DAVAO City Councilor Mary Joselle Villafuerte said at least seven persons with Hepatitis B virus, who used to be deprived from having a job, are currently working.
During the City Council session Tuesday, November 13, Villafuerte said the Anti-Discrimination Ordinance was amended last July 2018 to include health status.
The ordinance will penalize unlawful acts and conduct of discrimination based on sex, gender, identity, sexual orientation, race, color, descent, nation or ethnic origin, religions affiliation or beliefs, and health status.
“Let us remember that a society which allows discrimination and intolerance is a society where the full potential of a person cannot prosper,” Villafuerte said.
Meanwhile, the head of the Yellow Warriors Society Philippines (YWSP) Inc.- Davao Chapter Ariel Carcallas said they have been encouraging more than 80 individuals with Hepatitis B virus to apply for work since the ordinance was amended but only 27 responded. Out of 27, seven were reportedly hired.
“Para sa amin, malaking bagay na po yun [data] kasi nung hindi pa na-approve ang ordinance, hindi talaga sila nag-a-attempt na mag-apply,” Carcallas said, adding that these seven individuals who bravely applied and were hired by certain companies was a step for them towards their vision.
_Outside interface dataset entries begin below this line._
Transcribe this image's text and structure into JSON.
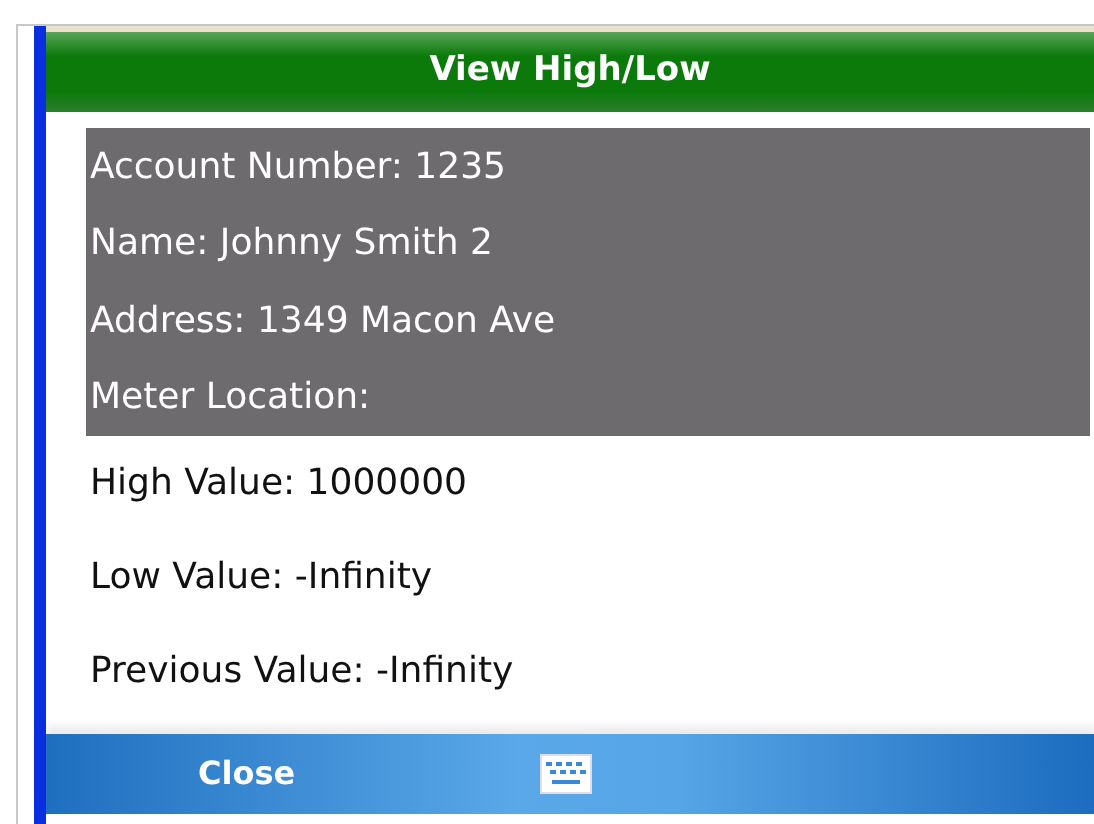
{
  "title": "View High/Low",
  "account_info": [
    "Account Number: 1235",
    "Name: Johnny Smith 2",
    "Address: 1349 Macon Ave",
    "Meter Location:"
  ],
  "values": [
    "High Value: 1000000",
    "Low Value: -Infinity",
    "Previous Value: -Infinity"
  ],
  "menu_bar": {
    "left_button": "Close"
  }
}
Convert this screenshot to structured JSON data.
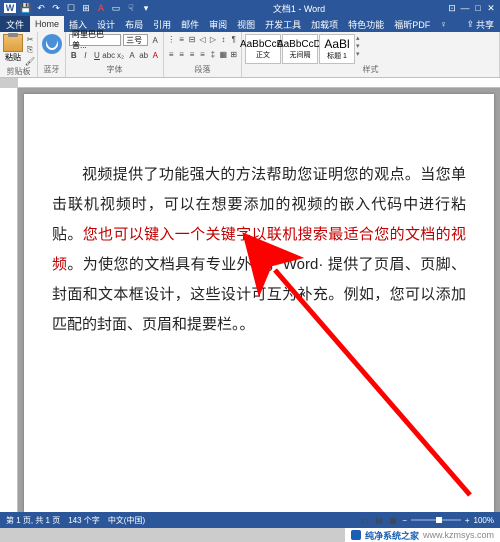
{
  "title": "文档1 - Word",
  "qat": [
    "save-icon",
    "undo-icon",
    "redo-icon",
    "folder-icon",
    "table-icon",
    "font-color-icon",
    "picture-icon",
    "hand-icon"
  ],
  "menu": {
    "file": "文件",
    "tabs": [
      "Home",
      "插入",
      "设计",
      "布局",
      "引用",
      "邮件",
      "审阅",
      "视图",
      "开发工具",
      "加载项",
      "特色功能",
      "福昕PDF"
    ],
    "tell": "♀",
    "share": "共享"
  },
  "ribbon": {
    "clipboard": {
      "paste": "粘贴",
      "label": "剪贴板"
    },
    "bluetooth": {
      "label": "蓝牙"
    },
    "font": {
      "family": "阿里巴巴普...",
      "size": "三号",
      "label": "字体"
    },
    "paragraph": {
      "label": "段落"
    },
    "styles": {
      "items": [
        {
          "prev": "AaBbCcDi",
          "name": "正文"
        },
        {
          "prev": "AaBbCcDi",
          "name": "无间隔"
        },
        {
          "prev": "AaBl",
          "name": "标题 1"
        }
      ],
      "label": "样式"
    }
  },
  "document": {
    "pre": "视频提供了功能强大的方法帮助您证明您的观点。当您单击联机视频时，可以在想要添加的视频的嵌入代码中进行粘贴。",
    "hl": "您也可以键入一个关键字以联机搜索最适合您的文档的视频",
    "post": "。为使您的文档具有专业外观，Word· 提供了页眉、页脚、封面和文本框设计，这些设计可互为补充。例如，您可以添加匹配的封面、页眉和提要栏。。"
  },
  "status": {
    "page": "第 1 页, 共 1 页",
    "words": "143 个字",
    "lang": "中文(中国)",
    "zoom": "100%"
  },
  "watermark": {
    "text": "纯净系统之家",
    "url": "www.kzmsys.com"
  }
}
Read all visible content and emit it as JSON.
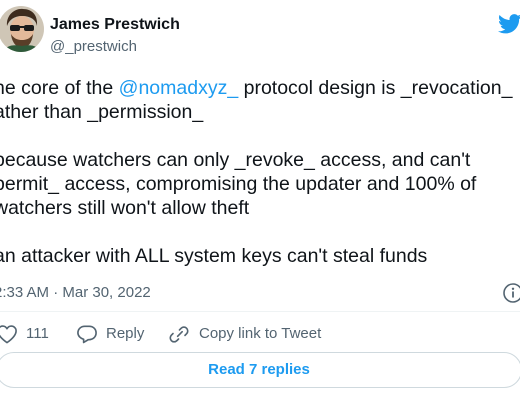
{
  "author": {
    "display_name": "James Prestwich",
    "handle": "@_prestwich"
  },
  "tweet": {
    "line1_text": "he core of the ",
    "line1_mention": "@nomadxyz_",
    "line1_rest": " protocol design is _revocation_",
    "line2": "ather than _permission_",
    "para2_line1": "because watchers can only _revoke_ access, and can't",
    "para2_line2": "permit_ access, compromising the updater and 100% of",
    "para2_line3": "watchers still won't allow theft",
    "para3_line1": "an attacker with ALL system keys can't steal funds"
  },
  "meta": {
    "timestamp": "2:33 AM · Mar 30, 2022"
  },
  "actions": {
    "like_count": "111",
    "reply_label": "Reply",
    "copy_link_label": "Copy link to Tweet"
  },
  "read_replies_label": "Read 7 replies",
  "colors": {
    "accent": "#1d9bf0",
    "like_red": "#f91880",
    "secondary_text": "#536471",
    "border": "#cfd9de"
  },
  "icons": [
    "avatar",
    "twitter-bird-icon",
    "info-icon",
    "heart-icon",
    "reply-bubble-icon",
    "link-icon"
  ]
}
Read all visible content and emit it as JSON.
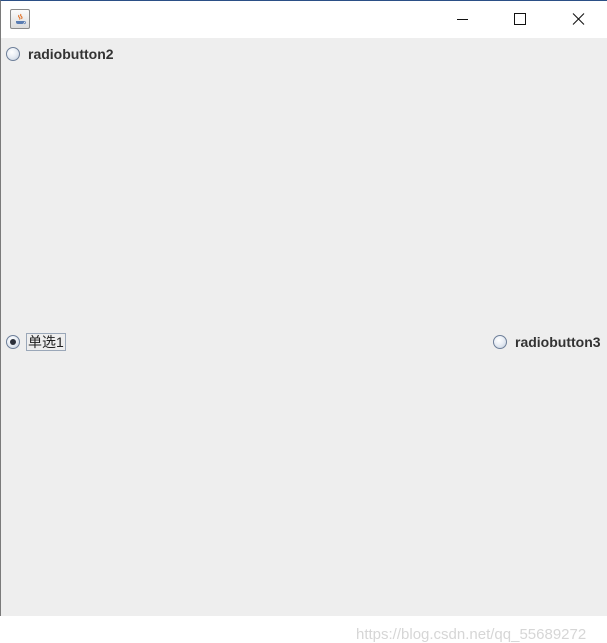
{
  "window": {
    "title": "",
    "icon": "java-app-icon",
    "controls": [
      "minimize-icon",
      "maximize-icon",
      "close-icon"
    ]
  },
  "radios": {
    "rb2": {
      "label": "radiobutton2",
      "checked": false
    },
    "rb1": {
      "label": "单选1",
      "checked": true
    },
    "rb3": {
      "label": "radiobutton3",
      "checked": false
    }
  },
  "watermark": "https://blog.csdn.net/qq_55689272"
}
He added some were hired as call centers while some as shopping mall personnel, among others. However, food establishments are still doubtful in hiring them because of fear of spreading the virus.
“Sa ngayon, we ask help from the local government and we are monitoring every year para malaman ang condition,” Carcallas said. He also said that individuals with Hepatitis B virus have lost their will to try to make a living because of the stigma.
The organization started in 2010 nationwide. It started monitoring in Davao City last 2012 and was one of those who urged the city to include health status in the Anti-Discrimination Ordinance.